It's easy to see Rice's arrangements as being idiosyncratic by nature, because they sometimes differ radically from what Briggs or Converse, say, might have played. I think most of us see Briggs as representing a simple, pure "banjo style". I know I used to. And it certainly is a great place to start. But what if Briggs was just as idiosyncratic as Rice?
Looking over all that was left us, the Rice work stands apart. I see it in Christy's, but nowhere else.
I look to the Analytical to provide the Eagle Eye view of the period. I believe ( not proving of course ) that the banjo style pieces in there are very representative of that period.....the earlier period. That seems to have closer links to the Briggs', but takes it to another level.
My personal taste in banjo music is for the earliest material when it was still flavored with Africa and the Caribbean, when it was still funky and utterly Early American. I start to lose interest with Converse -it is becoming too European and classical for my banjo interests. But to each his own. Why do you think a book published in 1886 is representative and an eagle eye of the early banjo period? To my ear, it's apples and oranges.
He was there in the beginning....and the end. The way he arranged the material was right in line with the earliest stuff. That is why it is the eagle eye view. Perspective.
What are you referring to with African and Caribbean flavors? The earliest stuff seemed to the be the largest borrowers of European melody.
Also Frank Converse wrote the Briggs' Banjo Instructor, and mostly likely had involvement in the Rice book... So, that would be "Converse" too.
The ABM really captures variations. "Rolls" and strings of triplets, 16th-8th-16th Habanera rhythm (more on that later), based on melodies that we have seen in early books.
I feel that the stroke style pieces in the ABM represent what Converse wanted to publish earlier.

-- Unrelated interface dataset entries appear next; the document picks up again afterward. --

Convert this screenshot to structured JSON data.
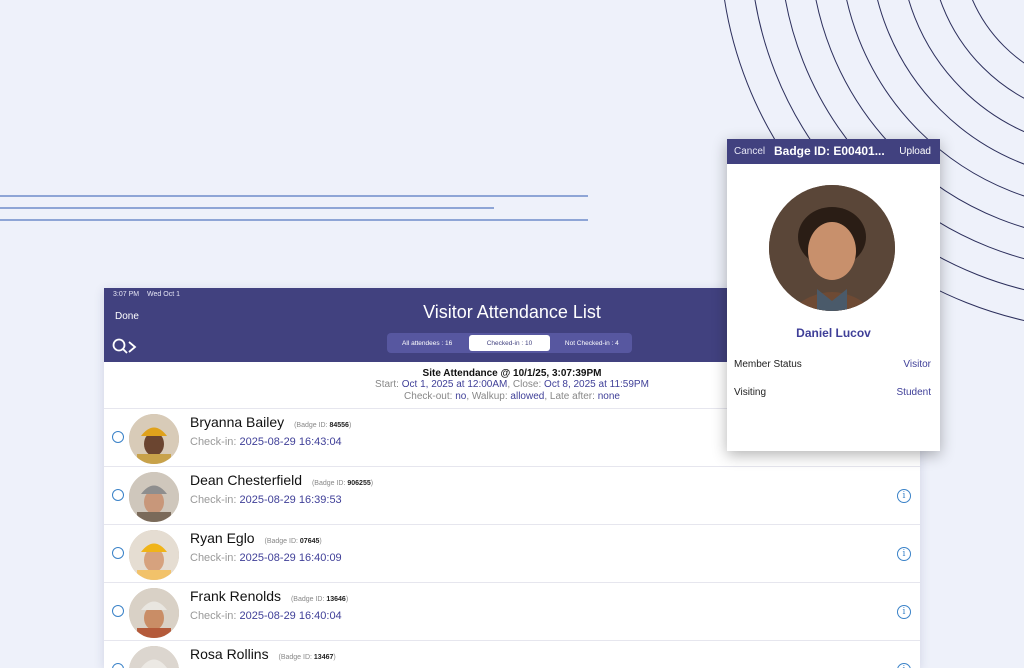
{
  "header": {
    "time": "3:07 PM",
    "date": "Wed Oct 1",
    "done_label": "Done",
    "title": "Visitor Attendance List",
    "search_icon": "search-chevron-icon"
  },
  "segments": [
    {
      "label": "All attendees : 16",
      "active": false
    },
    {
      "label": "Checked-in : 10",
      "active": true
    },
    {
      "label": "Not Checked-in : 4",
      "active": false
    }
  ],
  "summary": {
    "title": "Site Attendance  @ 10/1/25, 3:07:39PM",
    "start_label": "Start:",
    "start_value": "Oct 1, 2025 at 12:00AM",
    "close_label": ", Close:",
    "close_value": "Oct 8, 2025 at 11:59PM",
    "checkout_label": "Check-out:",
    "checkout_value": "no",
    "walkup_label": ", Walkup:",
    "walkup_value": "allowed",
    "lateafter_label": ", Late after:",
    "lateafter_value": "none"
  },
  "attendees": [
    {
      "name": "Bryanna Bailey",
      "badge_label": "(Badge ID:",
      "badge_id": "84556",
      "badge_close": ")",
      "checkin_label": "Check-in:",
      "checkin": "2025-08-29 16:43:04"
    },
    {
      "name": "Dean Chesterfield",
      "badge_label": "(Badge ID:",
      "badge_id": "906255",
      "badge_close": ")",
      "checkin_label": "Check-in:",
      "checkin": "2025-08-29 16:39:53"
    },
    {
      "name": "Ryan Eglo",
      "badge_label": "(Badge ID:",
      "badge_id": "07645",
      "badge_close": ")",
      "checkin_label": "Check-in:",
      "checkin": "2025-08-29 16:40:09"
    },
    {
      "name": "Frank Renolds",
      "badge_label": "(Badge ID:",
      "badge_id": "13646",
      "badge_close": ")",
      "checkin_label": "Check-in:",
      "checkin": "2025-08-29 16:40:04"
    },
    {
      "name": "Rosa Rollins",
      "badge_label": "(Badge ID:",
      "badge_id": "13467",
      "badge_close": ")",
      "checkin_label": "Check-in:",
      "checkin": ""
    }
  ],
  "popup": {
    "cancel_label": "Cancel",
    "title": "Badge ID: E00401...",
    "upload_label": "Upload",
    "name": "Daniel Lucov",
    "fields": [
      {
        "label": "Member Status",
        "value": "Visitor"
      },
      {
        "label": "Visiting",
        "value": "Student"
      }
    ]
  },
  "colors": {
    "header_bg": "#41417f",
    "accent": "#3f3f98",
    "link_blue": "#3a82c8",
    "page_bg": "#eef1fa"
  }
}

Converse was not there in the beginning. How can Converse be an eagle eye to Joe Sweeney or to any of the earliest stuff like Coal Black Rose? I understand that many of the melody's for minstrel stage material were European in origin. But a melody is a melody is a melody. What defines a musical genre is never really melody, it's rhythmic inflection. And this is not always legible in Western notation. Think of the swing in eighth notes that is played in most Black influenced types of music - it is not notated as such, the musician is supposed to feel the groove. Unless this whole thing was one big marketing sham, (which becomes more possible after 1843), then the earliest stuff must have still been played with some sense of African and Caribbean flavorings. Dena Epstein's book, as one example, thoroughly documents the influence of the Caribbean and acculturation of African and European music expressions in the Antebellum South.
Please shed light upon what it sounded like. Seems like an unknown, unless there is notation.....or some incredible description.
Converse (1837-1903) would have had to have been a pretty resilient and well-connected 18 year old to write the Briggs' Banjo Instructor.
I never heard that he actually wrote it either. It seems that somewhere I read he contributed...or may have contributed. He had a few in the Rice. Seems like the heavy hand of Buckley.
I hear what Mark is saying. Before my plunge into minstrel music, I assumed that the thumb and index style somehow over time morphed into mountain clawhammer with all of ITS African like ambiguous tonalities, complicated right AND left hand moves, and soulful, pentatonic, to-the-bone feel. And I, too, like Mark, hold the "Briggs stuff" in high regard. And I think that Joe Weidlich in his books has sorted out what most of us would like (and are able to) play. To make my point clearer, when I feel that a tune has gone off and forgotten about the drone string, heck, it just ain't banjo anymore. Boy am I gonna catch hell.
I understand what Mark is saying about songs being notated and it's to be understood that a certain feel is to be executed, naturally. It's that way with Irish fiddling. Irish fiddling has a HUGE influence on American music and minstrel music. I'm preaching to the choir. For instance, in Irish fiddling when there is a line of 8 or 16 notes where a top note descends, ascends or takes on some melody, and these notes alternately bounce on and off a repeated 'drone' then the drone (in Irish fiddling) is almost silent and it's a lovely ghost-note kind of thing with a great bouncy feel. Sometimes when I hear banjos going bang-a-bang-a-bang, I wonder if they were EVER really played that way, and we've totally lost what Mark is talking about.
At 3:10 in this clip http://www.youtube.com/watch?v=OilNy6nY2YM is the phrasing I'm talking about. It's the same move we do when we play a string of eigth notes, a drone being every other one. This is old fiddling and Kevin was young when he learned this stuff plus he learned usually directly from older players. And listen to the very slight swing in these reels. Some people can't hear it, some fiddlers can't play it. It's there. Kinda like a triple dotted eigth. It's just something understood. "African Echoes In Appalachian Banjo" is a book that has best explained (to me) how the banjo and fiddle influenced each other.